Task description ▸ Below are the records; copy each line in which "source" can be found.

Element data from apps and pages
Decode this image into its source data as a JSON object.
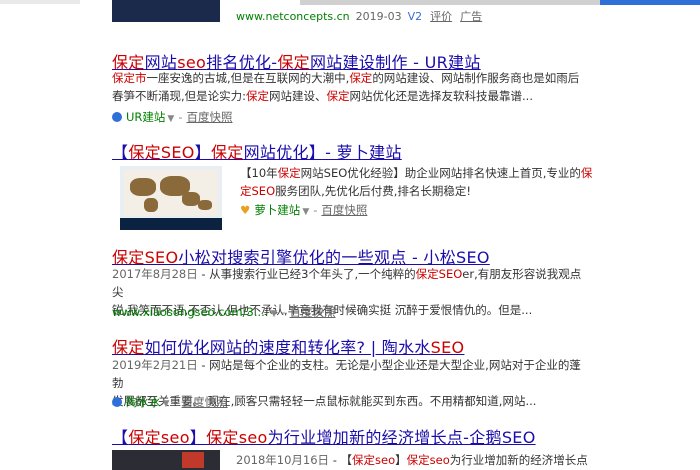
{
  "top_result": {
    "url": "www.netconcepts.cn",
    "date": "2019-03",
    "badge": "V2",
    "links": [
      "评价",
      "广告"
    ]
  },
  "results": [
    {
      "title_parts": [
        {
          "t": "保定",
          "hl": true
        },
        {
          "t": "网站",
          "hl": false
        },
        {
          "t": "seo",
          "hl": true
        },
        {
          "t": "排名优化-",
          "hl": false
        },
        {
          "t": "保定",
          "hl": true
        },
        {
          "t": "网站建设制作 - UR建站",
          "hl": false
        }
      ],
      "desc_lines": [
        [
          {
            "t": "保定市",
            "c": "hl"
          },
          {
            "t": "一座安逸的古城,但是在互联网的大潮中,",
            "c": ""
          },
          {
            "t": "保定",
            "c": "hl"
          },
          {
            "t": "的网站建设、网站制作服务商也是如雨后",
            "c": ""
          }
        ],
        [
          {
            "t": "春笋不断涌现,但是论实力:",
            "c": ""
          },
          {
            "t": "保定",
            "c": "hl"
          },
          {
            "t": "网站建设、",
            "c": ""
          },
          {
            "t": "保定",
            "c": "hl"
          },
          {
            "t": "网站优化还是选择友软科技最靠谱...",
            "c": ""
          }
        ]
      ],
      "source": "UR建站",
      "snapshot": "百度快照"
    },
    {
      "title_parts": [
        {
          "t": "【",
          "hl": false
        },
        {
          "t": "保定SEO",
          "hl": true
        },
        {
          "t": "】",
          "hl": false
        },
        {
          "t": "保定",
          "hl": true
        },
        {
          "t": "网站优化】- 萝卜建站",
          "hl": false
        }
      ],
      "desc_lines": [
        [
          {
            "t": "【10年",
            "c": ""
          },
          {
            "t": "保定",
            "c": "hl"
          },
          {
            "t": "网站SEO优化经验】助企业网站排名快速上首页,专业的",
            "c": ""
          },
          {
            "t": "保",
            "c": "hl"
          }
        ],
        [
          {
            "t": "定SEO",
            "c": "hl"
          },
          {
            "t": "服务团队,先优化后付费,排名长期稳定!",
            "c": ""
          }
        ]
      ],
      "source": "萝卜建站",
      "snapshot": "百度快照"
    },
    {
      "title_parts": [
        {
          "t": "保定SEO",
          "hl": true
        },
        {
          "t": "小松对搜索引擎优化的一些观点 - 小松SEO",
          "hl": false
        }
      ],
      "desc_lines": [
        [
          {
            "t": "2017年8月28日",
            "c": "gray"
          },
          {
            "t": " - 从事搜索行业已经3个年头了,一个纯粹的",
            "c": ""
          },
          {
            "t": "保定SEO",
            "c": "hl"
          },
          {
            "t": "er,有朋友形容说我观点尖",
            "c": ""
          }
        ],
        [
          {
            "t": "锐,我笑而不语,不否认,但也不承认,毕竟我有时候确实挺 沉醉于爱恨情仇的。但是...",
            "c": ""
          }
        ]
      ],
      "source": "www.xiaosongseo.com/3....",
      "snapshot": "百度快照"
    },
    {
      "title_parts": [
        {
          "t": "保定",
          "hl": true
        },
        {
          "t": "如何优化网站的速度和转化率? | 陶水水",
          "hl": false
        },
        {
          "t": "SEO",
          "hl": true
        }
      ],
      "desc_lines": [
        [
          {
            "t": "2019年2月21日",
            "c": "gray"
          },
          {
            "t": " - 网站是每个企业的支柱。无论是小型企业还是大型企业,网站对于企业的蓬勃",
            "c": ""
          }
        ],
        [
          {
            "t": "发展都至关重要。 现在,顾客只需轻轻一点鼠标就能买到东西。不用精都知道,网站...",
            "c": ""
          }
        ]
      ],
      "source": "陶水水",
      "snapshot": "百度快照"
    },
    {
      "title_parts": [
        {
          "t": "【",
          "hl": false
        },
        {
          "t": "保定seo",
          "hl": true
        },
        {
          "t": "】",
          "hl": false
        },
        {
          "t": "保定seo",
          "hl": true
        },
        {
          "t": "为行业增加新的经济增长点-企鹅SEO",
          "hl": false
        }
      ],
      "desc_line": [
        {
          "t": "2018年10月16日",
          "c": "gray"
        },
        {
          "t": " - 【",
          "c": ""
        },
        {
          "t": "保定seo",
          "c": "hl"
        },
        {
          "t": "】",
          "c": ""
        },
        {
          "t": "保定seo",
          "c": "hl"
        },
        {
          "t": "为行业增加新的经济增长点",
          "c": ""
        }
      ]
    }
  ],
  "colors": {
    "link": "#1a0dab",
    "highlight": "#cc0000",
    "url": "#008000",
    "meta": "#666666"
  }
}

Answer section ▸
Decode this image into its source data as a JSON object.
      "source": "UR建站",
      "source": "萝卜建站",
      "source": "www.xiaosongseo.com/3....",
      "source": "陶水水",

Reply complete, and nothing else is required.